The understanding of proppant transport in fractures plays a critical role in estimating propped fracture dimensions and performance. Modeling of such processes is challenging because of the complex interactions between fluid, proppant particles and fracture geometry. Existing models generally assume vertical planar fracture geometry, whereas the reality in the subsurface maybe much more complex. In this study we use discrete element method and computational fluid dynamics simulations to demonstrate that interactions between proppant particles and fracture side walls play an important role in proppant transport efficiency.

To calibrate our numerical model, we conducted two validation simulations that describe particle settling tests and laboratory proppant transport experiments. Through scoping calculations, we determined the correct drag force model and matched both analytical solutions and experimental data for a wide range of flow regimes. We then constructed two hydraulic fracture simulation domains, one with a vertical planar fracture (as a base case), and the other with an inclined planar hydraulic fracture. In the main component of our study, we conducted proppant transport simulations using our benchmarked models in both domains and compared the proppant distribution results.

By analyzing the velocity and trajectory of proppant particles during transport, we identified two different stages of the proppant transport process - a "suspension" stage and a "settling" stage. During the suspension stage, fluid drag and gravitational forces dominate, driving proppants further into the fracture. When the proppants collide with existing proppants dunes, the proppant particles lose momentum and become "settled." Our results show that settled proppant are more difficult to be mobilized by fluid drag force, for the reason that kinetic energy is easily dissipated inside proppant dunes. Finally, we observed that proppant settles slower in inclined planar fractures, due to the supporting force from fracture side walls cancelling part of the gravitational force which act on the particle.
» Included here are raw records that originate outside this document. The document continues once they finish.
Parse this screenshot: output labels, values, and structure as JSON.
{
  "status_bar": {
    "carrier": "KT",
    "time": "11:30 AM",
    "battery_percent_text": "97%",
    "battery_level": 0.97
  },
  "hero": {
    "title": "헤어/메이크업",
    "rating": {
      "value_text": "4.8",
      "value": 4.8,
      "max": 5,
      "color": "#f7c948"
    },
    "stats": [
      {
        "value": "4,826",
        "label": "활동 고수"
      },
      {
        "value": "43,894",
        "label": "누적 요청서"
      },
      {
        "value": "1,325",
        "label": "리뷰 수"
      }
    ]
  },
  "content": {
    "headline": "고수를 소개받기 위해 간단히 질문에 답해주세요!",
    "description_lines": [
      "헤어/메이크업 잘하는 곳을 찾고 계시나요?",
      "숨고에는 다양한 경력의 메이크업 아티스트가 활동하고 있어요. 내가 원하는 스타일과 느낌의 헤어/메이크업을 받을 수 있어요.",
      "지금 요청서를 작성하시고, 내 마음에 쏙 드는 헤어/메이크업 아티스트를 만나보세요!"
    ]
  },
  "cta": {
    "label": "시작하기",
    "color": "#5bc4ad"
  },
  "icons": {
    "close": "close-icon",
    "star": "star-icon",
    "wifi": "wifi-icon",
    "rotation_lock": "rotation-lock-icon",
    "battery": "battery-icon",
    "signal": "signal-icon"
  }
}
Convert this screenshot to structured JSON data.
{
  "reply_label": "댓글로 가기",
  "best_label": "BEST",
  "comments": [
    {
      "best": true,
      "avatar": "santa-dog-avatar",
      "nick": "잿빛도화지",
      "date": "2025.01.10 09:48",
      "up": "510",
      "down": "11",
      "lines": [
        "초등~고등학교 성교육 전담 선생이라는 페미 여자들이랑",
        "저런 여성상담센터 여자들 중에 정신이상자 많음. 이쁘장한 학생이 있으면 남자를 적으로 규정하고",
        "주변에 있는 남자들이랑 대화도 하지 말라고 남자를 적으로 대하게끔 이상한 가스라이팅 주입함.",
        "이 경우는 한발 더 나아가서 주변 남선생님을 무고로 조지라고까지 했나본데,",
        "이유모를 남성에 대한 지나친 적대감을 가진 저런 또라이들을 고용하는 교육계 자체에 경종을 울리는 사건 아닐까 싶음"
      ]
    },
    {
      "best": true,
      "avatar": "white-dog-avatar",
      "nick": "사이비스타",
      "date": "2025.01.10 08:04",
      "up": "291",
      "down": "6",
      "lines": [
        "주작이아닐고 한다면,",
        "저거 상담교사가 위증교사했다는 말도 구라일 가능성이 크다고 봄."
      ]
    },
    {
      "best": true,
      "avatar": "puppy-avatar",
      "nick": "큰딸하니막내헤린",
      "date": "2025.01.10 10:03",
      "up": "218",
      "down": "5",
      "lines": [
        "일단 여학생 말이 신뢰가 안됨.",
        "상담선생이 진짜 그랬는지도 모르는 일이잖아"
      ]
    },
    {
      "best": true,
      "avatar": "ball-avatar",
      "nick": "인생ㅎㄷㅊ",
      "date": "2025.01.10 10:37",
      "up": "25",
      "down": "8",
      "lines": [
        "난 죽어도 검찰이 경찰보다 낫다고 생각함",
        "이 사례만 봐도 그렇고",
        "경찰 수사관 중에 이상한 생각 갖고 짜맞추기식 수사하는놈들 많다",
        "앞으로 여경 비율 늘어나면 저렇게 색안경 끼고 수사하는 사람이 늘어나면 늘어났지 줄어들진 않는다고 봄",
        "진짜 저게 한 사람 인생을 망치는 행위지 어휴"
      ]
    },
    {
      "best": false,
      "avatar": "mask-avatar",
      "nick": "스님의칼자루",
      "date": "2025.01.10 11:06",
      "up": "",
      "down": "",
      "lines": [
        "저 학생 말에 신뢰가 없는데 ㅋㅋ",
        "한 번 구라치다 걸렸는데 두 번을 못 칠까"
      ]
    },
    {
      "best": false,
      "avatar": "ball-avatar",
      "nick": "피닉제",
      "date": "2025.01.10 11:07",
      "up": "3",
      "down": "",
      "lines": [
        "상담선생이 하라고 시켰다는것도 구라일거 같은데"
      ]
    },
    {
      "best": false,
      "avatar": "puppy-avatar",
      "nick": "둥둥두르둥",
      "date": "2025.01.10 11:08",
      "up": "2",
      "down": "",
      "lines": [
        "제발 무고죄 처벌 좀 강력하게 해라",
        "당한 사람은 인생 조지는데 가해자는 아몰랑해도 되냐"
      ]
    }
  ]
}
This leads to a better proppant placement efficiency in inclined fractures.


The objective of this work is to provide a better understanding of proppant transport behavior in inclined planar fractures by means of numerical simulation. A significant difference from prior (laboratory) experiments is the capability of our model to simulate proppant transport at field-scale flowrates. Such acapability is critical in understanding proppant transport and appropriately designing it by ensuring that the correct Reynolds number and flow regime are used in the design calculations.

You can access this article if you purchase or spend a download.